> _DATASET RECORDS_:
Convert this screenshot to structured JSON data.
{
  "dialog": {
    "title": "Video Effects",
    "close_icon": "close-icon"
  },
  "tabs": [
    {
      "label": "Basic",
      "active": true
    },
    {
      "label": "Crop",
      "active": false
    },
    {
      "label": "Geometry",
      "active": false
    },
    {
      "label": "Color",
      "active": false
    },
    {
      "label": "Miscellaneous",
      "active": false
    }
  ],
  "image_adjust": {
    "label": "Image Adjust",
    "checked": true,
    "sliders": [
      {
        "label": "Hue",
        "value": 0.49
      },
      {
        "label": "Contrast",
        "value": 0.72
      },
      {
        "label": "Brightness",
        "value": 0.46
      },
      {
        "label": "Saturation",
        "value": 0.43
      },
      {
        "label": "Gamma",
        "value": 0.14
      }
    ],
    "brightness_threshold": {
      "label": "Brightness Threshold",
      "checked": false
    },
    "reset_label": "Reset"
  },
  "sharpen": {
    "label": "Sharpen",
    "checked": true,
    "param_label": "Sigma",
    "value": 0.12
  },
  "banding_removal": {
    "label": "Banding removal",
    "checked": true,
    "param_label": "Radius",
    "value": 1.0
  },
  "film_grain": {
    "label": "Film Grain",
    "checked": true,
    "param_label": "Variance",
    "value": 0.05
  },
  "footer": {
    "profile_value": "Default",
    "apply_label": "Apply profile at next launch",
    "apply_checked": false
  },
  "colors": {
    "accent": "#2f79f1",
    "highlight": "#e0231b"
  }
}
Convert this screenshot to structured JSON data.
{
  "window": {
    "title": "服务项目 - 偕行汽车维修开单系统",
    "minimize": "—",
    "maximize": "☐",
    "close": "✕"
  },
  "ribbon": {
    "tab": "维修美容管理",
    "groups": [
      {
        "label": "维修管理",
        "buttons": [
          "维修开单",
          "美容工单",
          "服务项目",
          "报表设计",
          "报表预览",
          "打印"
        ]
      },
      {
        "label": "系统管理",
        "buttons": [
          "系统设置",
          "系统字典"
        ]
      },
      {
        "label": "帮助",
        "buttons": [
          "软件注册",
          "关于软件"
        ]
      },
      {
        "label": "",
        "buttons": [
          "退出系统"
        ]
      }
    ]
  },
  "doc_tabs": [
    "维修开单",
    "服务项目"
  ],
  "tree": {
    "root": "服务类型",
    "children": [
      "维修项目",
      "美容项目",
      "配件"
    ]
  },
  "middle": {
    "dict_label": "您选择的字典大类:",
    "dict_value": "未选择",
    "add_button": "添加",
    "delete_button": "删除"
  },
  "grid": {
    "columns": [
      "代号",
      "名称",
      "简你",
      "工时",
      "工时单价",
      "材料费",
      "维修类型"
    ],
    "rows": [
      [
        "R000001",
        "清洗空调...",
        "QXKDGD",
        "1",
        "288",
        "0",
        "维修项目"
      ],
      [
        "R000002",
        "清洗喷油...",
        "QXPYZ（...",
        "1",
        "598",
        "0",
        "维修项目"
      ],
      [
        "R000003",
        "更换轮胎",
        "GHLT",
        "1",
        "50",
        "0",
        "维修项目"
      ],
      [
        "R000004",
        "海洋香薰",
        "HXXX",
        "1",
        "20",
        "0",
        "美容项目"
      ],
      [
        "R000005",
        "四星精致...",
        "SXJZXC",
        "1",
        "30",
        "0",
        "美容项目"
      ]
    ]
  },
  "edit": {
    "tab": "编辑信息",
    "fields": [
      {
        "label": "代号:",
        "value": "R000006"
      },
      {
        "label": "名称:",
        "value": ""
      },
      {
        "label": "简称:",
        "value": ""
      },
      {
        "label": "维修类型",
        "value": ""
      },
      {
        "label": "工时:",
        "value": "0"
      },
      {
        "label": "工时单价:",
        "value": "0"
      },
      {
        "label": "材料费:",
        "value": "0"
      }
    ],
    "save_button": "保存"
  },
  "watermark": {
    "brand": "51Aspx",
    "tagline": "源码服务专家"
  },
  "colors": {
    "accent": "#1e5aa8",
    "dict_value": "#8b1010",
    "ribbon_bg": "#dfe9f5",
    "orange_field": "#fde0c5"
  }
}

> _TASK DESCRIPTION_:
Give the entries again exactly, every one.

> _SOLUTION BELOW_:
Convert this screenshot to structured JSON data.
{
  "dialog": {
    "title": "Video Effects",
    "close_icon": "close-icon"
  },
  "tabs": [
    {
      "label": "Basic",
      "active": true
    },
    {
      "label": "Crop",
      "active": false
    },
    {
      "label": "Geometry",
      "active": false
    },
    {
      "label": "Color",
      "active": false
    },
    {
      "label": "Miscellaneous",
      "active": false
    }
  ],
  "image_adjust": {
    "label": "Image Adjust",
    "checked": true,
    "sliders": [
      {
        "label": "Hue",
        "value": 0.49
      },
      {
        "label": "Contrast",
        "value": 0.72
      },
      {
        "label": "Brightness",
        "value": 0.46
      },
      {
        "label": "Saturation",
        "value": 0.43
      },
      {
        "label": "Gamma",
        "value": 0.14
      }
    ],
    "brightness_threshold": {
      "label": "Brightness Threshold",
      "checked": false
    },
    "reset_label": "Reset"
  },
  "sharpen": {
    "label": "Sharpen",
    "checked": true,
    "param_label": "Sigma",
    "value": 0.12
  },
  "banding_removal": {
    "label": "Banding removal",
    "checked": true,
    "param_label": "Radius",
    "value": 1.0
  },
  "film_grain": {
    "label": "Film Grain",
    "checked": true,
    "param_label": "Variance",
    "value": 0.05
  },
  "footer": {
    "profile_value": "Default",
    "apply_label": "Apply profile at next launch",
    "apply_checked": false
  },
  "colors": {
    "accent": "#2f79f1",
    "highlight": "#e0231b"
  }
}
Convert this screenshot to structured JSON data.
{
  "window": {
    "title": "服务项目 - 偕行汽车维修开单系统",
    "minimize": "—",
    "maximize": "☐",
    "close": "✕"
  },
  "ribbon": {
    "tab": "维修美容管理",
    "groups": [
      {
        "label": "维修管理",
        "buttons": [
          "维修开单",
          "美容工单",
          "服务项目",
          "报表设计",
          "报表预览",
          "打印"
        ]
      },
      {
        "label": "系统管理",
        "buttons": [
          "系统设置",
          "系统字典"
        ]
      },
      {
        "label": "帮助",
        "buttons": [
          "软件注册",
          "关于软件"
        ]
      },
      {
        "label": "",
        "buttons": [
          "退出系统"
        ]
      }
    ]
  },
  "doc_tabs": [
    "维修开单",
    "服务项目"
  ],
  "tree": {
    "root": "服务类型",
    "children": [
      "维修项目",
      "美容项目",
      "配件"
    ]
  },
  "middle": {
    "dict_label": "您选择的字典大类:",
    "dict_value": "未选择",
    "add_button": "添加",
    "delete_button": "删除"
  },
  "grid": {
    "columns": [
      "代号",
      "名称",
      "简你",
      "工时",
      "工时单价",
      "材料费",
      "维修类型"
    ],
    "rows": [
      [
        "R000001",
        "清洗空调...",
        "QXKDGD",
        "1",
        "288",
        "0",
        "维修项目"
      ],
      [
        "R000002",
        "清洗喷油...",
        "QXPYZ（...",
        "1",
        "598",
        "0",
        "维修项目"
      ],
      [
        "R000003",
        "更换轮胎",
        "GHLT",
        "1",
        "50",
        "0",
        "维修项目"
      ],
      [
        "R000004",
        "海洋香薰",
        "HXXX",
        "1",
        "20",
        "0",
        "美容项目"
      ],
      [
        "R000005",
        "四星精致...",
        "SXJZXC",
        "1",
        "30",
        "0",
        "美容项目"
      ]
    ]
  },
  "edit": {
    "tab": "编辑信息",
    "fields": [
      {
        "label": "代号:",
        "value": "R000006"
      },
      {
        "label": "名称:",
        "value": ""
      },
      {
        "label": "简称:",
        "value": ""
      },
      {
        "label": "维修类型",
        "value": ""
      },
      {
        "label": "工时:",
        "value": "0"
      },
      {
        "label": "工时单价:",
        "value": "0"
      },
      {
        "label": "材料费:",
        "value": "0"
      }
    ],
    "save_button": "保存"
  },
  "watermark": {
    "brand": "51Aspx",
    "tagline": "源码服务专家"
  },
  "colors": {
    "accent": "#1e5aa8",
    "dict_value": "#8b1010",
    "ribbon_bg": "#dfe9f5",
    "orange_field": "#fde0c5"
  }
}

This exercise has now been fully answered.